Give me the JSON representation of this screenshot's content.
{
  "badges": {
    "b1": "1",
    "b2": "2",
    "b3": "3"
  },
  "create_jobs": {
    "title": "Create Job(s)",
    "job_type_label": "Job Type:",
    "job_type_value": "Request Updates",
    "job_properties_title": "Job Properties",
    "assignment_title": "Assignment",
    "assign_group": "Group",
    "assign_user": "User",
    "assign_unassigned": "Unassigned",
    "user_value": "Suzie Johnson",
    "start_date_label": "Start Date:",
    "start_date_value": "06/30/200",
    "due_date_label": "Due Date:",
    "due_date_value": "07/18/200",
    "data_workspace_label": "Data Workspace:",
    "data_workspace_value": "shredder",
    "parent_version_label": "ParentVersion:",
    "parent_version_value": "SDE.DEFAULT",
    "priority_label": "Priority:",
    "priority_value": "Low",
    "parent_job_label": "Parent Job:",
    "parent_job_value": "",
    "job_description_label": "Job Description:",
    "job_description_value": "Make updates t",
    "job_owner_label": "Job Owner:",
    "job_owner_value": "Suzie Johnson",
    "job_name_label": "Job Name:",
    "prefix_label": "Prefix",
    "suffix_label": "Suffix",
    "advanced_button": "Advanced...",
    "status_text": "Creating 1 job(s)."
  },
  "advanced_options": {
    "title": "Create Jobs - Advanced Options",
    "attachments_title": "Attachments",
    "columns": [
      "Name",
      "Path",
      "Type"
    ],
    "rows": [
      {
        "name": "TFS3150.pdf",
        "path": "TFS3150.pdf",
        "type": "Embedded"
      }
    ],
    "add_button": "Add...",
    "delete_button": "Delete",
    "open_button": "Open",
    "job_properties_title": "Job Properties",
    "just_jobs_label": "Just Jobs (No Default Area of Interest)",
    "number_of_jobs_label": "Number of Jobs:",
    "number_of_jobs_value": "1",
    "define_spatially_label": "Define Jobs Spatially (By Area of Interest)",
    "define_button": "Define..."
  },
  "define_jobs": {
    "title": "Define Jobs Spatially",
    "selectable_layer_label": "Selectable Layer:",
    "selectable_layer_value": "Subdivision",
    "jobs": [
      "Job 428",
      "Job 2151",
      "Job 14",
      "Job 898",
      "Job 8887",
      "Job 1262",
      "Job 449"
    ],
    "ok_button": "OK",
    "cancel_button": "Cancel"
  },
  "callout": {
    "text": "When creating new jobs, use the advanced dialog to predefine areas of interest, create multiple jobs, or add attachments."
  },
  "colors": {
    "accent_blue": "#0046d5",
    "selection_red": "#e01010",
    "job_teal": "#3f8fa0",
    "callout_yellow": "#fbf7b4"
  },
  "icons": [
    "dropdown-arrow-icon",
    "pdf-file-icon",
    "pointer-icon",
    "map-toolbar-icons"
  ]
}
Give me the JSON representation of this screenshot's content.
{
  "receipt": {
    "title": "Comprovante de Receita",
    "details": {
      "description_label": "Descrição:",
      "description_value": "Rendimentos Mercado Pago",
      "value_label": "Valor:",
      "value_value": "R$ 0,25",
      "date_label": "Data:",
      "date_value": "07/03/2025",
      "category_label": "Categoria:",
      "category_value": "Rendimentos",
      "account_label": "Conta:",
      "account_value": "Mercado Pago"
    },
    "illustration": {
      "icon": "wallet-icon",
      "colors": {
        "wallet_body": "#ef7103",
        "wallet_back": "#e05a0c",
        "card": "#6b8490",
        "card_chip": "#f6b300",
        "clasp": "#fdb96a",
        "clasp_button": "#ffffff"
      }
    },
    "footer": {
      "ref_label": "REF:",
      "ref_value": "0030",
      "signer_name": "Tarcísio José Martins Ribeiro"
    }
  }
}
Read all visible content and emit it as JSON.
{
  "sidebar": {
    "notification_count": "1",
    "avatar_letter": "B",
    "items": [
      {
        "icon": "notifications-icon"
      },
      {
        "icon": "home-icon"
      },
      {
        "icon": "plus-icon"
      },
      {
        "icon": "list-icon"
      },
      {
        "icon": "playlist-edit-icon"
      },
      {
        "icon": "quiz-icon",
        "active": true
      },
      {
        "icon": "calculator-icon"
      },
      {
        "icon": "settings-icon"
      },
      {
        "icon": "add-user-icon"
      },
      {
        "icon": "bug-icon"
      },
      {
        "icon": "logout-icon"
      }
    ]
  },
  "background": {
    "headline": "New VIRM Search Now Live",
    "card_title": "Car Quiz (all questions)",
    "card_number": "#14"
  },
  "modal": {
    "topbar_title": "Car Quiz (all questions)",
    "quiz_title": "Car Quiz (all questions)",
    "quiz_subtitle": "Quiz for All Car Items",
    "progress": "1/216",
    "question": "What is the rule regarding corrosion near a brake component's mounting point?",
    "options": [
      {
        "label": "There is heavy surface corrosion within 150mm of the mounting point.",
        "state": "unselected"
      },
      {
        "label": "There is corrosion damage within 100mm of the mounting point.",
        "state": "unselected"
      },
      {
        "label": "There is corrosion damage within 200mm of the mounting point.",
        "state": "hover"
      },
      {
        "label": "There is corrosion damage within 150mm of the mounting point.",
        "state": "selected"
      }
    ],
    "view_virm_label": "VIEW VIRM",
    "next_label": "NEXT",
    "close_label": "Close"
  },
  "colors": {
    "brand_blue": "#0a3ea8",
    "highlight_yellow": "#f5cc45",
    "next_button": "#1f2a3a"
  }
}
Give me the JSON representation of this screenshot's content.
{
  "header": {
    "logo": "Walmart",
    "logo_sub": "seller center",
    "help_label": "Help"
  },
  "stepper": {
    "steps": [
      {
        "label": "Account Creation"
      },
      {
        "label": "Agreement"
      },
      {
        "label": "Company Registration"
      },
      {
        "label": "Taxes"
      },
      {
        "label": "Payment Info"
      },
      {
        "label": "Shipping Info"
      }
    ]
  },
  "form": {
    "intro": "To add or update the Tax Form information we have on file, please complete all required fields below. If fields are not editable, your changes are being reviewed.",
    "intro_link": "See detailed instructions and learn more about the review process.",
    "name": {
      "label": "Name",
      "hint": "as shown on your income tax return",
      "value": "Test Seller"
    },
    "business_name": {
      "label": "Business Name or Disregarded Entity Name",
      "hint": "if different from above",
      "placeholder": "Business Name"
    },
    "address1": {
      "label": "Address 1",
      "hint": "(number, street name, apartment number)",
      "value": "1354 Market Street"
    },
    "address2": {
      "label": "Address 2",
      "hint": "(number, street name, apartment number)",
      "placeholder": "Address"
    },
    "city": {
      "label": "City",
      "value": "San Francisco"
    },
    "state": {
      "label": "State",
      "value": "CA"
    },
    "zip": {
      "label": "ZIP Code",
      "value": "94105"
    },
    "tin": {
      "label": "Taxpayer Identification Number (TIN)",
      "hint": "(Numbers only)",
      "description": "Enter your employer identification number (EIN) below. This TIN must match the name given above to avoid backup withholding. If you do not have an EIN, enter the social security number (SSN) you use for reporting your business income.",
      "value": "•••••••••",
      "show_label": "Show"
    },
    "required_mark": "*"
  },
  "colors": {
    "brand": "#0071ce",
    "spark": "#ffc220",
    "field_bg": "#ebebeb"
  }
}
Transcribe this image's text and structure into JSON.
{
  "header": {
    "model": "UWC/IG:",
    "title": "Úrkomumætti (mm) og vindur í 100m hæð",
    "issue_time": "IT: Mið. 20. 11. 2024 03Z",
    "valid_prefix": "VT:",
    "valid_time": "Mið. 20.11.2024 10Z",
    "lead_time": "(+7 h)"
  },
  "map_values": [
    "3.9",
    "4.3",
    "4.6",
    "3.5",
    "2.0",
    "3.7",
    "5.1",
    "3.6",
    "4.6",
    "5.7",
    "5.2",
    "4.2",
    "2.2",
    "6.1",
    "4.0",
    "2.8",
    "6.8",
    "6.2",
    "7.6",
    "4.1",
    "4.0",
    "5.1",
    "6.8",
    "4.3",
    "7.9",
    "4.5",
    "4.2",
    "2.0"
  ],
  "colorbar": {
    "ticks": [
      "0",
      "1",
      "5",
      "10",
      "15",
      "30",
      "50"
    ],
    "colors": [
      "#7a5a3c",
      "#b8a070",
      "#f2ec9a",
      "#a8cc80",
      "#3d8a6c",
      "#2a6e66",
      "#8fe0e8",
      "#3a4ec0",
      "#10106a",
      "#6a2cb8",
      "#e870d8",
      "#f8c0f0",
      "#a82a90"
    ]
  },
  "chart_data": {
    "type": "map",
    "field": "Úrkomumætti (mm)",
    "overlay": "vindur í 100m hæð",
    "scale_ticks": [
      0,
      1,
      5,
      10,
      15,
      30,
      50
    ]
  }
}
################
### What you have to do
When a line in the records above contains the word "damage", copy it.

### Task answer
        "label": "There is corrosion damage within 100mm of the mounting point.",
        "label": "There is corrosion damage within 200mm of the mounting point.",
        "label": "There is corrosion damage within 150mm of the mounting point.",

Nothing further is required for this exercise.